Data records for software interfaces
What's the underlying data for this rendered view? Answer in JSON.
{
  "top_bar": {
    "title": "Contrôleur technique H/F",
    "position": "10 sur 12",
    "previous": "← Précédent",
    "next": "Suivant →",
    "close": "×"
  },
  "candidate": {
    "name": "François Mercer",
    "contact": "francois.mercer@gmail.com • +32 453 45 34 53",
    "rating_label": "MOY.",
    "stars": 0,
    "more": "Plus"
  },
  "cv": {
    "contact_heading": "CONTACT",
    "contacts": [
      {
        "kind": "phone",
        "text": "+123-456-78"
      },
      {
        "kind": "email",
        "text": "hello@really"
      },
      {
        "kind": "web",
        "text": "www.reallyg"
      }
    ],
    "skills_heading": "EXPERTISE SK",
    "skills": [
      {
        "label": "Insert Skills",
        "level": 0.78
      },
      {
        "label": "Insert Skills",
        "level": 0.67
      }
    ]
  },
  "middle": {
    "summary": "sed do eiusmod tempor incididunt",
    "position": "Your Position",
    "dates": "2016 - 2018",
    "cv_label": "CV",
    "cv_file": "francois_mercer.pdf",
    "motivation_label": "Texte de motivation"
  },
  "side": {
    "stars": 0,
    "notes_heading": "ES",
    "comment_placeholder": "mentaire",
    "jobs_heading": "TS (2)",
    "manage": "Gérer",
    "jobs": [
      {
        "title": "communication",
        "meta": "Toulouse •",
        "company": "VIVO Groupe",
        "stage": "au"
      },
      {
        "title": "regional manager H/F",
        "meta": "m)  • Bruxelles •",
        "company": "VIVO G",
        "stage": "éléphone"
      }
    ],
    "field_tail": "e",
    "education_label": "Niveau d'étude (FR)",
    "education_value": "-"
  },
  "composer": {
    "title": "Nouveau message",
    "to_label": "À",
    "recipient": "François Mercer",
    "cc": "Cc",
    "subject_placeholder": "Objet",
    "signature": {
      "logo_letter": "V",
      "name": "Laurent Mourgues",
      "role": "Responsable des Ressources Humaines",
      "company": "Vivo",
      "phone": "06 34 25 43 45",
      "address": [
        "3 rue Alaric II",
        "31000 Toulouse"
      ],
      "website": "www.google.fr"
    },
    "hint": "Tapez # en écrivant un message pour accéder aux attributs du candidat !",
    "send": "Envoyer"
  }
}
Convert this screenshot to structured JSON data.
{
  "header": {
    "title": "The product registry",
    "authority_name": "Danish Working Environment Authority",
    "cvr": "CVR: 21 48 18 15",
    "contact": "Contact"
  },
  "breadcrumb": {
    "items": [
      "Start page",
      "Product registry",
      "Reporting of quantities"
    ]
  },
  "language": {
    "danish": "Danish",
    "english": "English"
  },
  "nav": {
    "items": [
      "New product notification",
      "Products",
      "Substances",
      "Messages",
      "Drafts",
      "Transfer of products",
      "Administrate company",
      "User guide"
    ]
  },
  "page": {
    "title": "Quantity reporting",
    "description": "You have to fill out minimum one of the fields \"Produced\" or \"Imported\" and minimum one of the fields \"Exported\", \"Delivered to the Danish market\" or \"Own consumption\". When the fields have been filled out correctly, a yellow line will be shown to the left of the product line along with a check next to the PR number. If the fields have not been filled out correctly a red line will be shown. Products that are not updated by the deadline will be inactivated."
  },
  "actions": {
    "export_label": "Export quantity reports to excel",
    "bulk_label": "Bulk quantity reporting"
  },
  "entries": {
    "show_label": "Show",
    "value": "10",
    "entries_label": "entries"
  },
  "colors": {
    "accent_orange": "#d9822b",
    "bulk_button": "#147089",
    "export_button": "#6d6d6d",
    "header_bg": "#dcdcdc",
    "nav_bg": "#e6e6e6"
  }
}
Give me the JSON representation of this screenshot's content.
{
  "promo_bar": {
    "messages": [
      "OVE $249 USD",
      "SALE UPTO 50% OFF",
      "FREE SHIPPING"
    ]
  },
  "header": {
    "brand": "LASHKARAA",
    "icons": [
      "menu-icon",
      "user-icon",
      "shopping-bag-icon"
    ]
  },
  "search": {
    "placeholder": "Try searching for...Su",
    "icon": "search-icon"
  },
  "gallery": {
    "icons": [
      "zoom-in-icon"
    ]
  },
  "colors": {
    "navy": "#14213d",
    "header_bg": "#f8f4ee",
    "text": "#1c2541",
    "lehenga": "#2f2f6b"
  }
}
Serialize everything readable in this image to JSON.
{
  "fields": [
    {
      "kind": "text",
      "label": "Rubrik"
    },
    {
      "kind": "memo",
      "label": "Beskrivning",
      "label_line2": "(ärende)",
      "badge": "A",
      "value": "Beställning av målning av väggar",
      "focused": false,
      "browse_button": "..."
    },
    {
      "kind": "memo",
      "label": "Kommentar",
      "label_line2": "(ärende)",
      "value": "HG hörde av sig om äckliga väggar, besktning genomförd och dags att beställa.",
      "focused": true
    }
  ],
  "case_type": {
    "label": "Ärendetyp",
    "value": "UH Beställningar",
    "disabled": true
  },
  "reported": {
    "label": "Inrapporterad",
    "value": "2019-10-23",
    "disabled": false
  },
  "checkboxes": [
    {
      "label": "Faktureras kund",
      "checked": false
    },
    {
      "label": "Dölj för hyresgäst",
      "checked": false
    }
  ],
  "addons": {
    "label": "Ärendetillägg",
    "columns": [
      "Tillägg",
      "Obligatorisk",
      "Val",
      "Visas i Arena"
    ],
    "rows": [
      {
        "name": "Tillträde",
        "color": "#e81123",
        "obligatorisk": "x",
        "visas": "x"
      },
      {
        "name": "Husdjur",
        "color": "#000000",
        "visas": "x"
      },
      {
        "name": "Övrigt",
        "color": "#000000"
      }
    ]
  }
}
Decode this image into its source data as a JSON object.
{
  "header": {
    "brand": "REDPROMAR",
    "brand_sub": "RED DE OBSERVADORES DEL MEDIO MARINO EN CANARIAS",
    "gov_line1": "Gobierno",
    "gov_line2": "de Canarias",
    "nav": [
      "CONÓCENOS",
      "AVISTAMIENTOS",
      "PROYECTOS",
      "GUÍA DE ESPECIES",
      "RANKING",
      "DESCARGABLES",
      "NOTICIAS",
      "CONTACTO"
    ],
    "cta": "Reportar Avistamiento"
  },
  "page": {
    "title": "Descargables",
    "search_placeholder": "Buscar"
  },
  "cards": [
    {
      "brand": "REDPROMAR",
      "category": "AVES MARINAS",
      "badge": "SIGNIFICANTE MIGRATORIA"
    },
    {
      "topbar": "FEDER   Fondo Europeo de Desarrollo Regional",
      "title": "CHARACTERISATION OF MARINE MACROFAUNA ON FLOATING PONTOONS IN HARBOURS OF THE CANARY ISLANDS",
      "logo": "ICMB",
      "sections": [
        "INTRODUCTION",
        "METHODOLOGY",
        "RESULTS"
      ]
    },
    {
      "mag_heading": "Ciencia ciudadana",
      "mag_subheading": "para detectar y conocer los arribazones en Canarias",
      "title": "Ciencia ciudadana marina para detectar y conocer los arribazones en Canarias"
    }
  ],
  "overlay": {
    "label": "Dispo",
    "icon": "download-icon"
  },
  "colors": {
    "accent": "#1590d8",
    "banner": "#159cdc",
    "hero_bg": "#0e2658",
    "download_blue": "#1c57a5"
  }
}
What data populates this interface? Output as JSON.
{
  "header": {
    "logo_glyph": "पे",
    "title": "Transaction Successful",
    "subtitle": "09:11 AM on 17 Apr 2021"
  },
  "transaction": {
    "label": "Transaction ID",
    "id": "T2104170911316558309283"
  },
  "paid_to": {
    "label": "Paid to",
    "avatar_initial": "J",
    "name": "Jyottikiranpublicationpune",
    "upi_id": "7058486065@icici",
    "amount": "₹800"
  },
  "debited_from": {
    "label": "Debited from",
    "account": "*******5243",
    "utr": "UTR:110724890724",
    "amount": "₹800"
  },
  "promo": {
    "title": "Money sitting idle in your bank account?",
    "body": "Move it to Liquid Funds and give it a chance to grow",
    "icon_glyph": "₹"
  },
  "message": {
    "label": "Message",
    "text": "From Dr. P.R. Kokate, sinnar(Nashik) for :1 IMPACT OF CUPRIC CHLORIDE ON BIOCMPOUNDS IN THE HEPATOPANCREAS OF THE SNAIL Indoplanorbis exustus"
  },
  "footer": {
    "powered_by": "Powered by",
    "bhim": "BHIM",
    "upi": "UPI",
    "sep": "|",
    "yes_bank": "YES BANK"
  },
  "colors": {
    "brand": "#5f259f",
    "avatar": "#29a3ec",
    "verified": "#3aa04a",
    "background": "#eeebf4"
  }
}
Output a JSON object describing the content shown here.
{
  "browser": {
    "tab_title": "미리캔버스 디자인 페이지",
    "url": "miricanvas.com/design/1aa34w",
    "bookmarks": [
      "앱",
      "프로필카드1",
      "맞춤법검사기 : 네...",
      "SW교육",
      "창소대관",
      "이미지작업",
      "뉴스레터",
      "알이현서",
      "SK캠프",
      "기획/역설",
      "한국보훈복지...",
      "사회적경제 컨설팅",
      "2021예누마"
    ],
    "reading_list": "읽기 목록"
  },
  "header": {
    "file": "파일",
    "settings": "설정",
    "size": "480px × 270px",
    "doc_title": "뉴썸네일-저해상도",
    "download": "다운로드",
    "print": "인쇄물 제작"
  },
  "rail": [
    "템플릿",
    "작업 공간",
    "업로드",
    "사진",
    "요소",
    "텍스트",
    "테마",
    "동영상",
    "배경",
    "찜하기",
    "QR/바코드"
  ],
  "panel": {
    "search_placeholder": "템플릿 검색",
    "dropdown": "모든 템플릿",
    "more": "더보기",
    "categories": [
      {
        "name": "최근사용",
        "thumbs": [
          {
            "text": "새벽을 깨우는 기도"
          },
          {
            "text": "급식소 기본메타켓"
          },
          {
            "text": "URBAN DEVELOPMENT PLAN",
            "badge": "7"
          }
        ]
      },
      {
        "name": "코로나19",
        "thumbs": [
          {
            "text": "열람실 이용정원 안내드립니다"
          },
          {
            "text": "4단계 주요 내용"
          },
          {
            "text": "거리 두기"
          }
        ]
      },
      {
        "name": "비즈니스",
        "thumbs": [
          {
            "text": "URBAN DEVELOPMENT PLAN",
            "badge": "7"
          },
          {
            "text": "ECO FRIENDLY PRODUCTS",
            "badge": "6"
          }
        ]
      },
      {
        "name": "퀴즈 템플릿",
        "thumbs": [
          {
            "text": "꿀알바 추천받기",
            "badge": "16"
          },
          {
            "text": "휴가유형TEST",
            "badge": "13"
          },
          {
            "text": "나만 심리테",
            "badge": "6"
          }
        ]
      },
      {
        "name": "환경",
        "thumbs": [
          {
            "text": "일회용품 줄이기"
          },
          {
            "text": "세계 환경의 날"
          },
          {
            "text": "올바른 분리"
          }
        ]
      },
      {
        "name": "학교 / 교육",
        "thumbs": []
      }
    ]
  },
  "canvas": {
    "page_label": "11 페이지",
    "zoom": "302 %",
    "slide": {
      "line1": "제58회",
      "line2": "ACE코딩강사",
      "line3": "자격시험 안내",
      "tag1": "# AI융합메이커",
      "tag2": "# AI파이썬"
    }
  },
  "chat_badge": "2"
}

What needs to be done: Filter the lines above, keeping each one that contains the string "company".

Reply to the task:
        "company": "VIVO Groupe",
        "company": "VIVO G",
      "company": "Vivo",
      "Administrate company",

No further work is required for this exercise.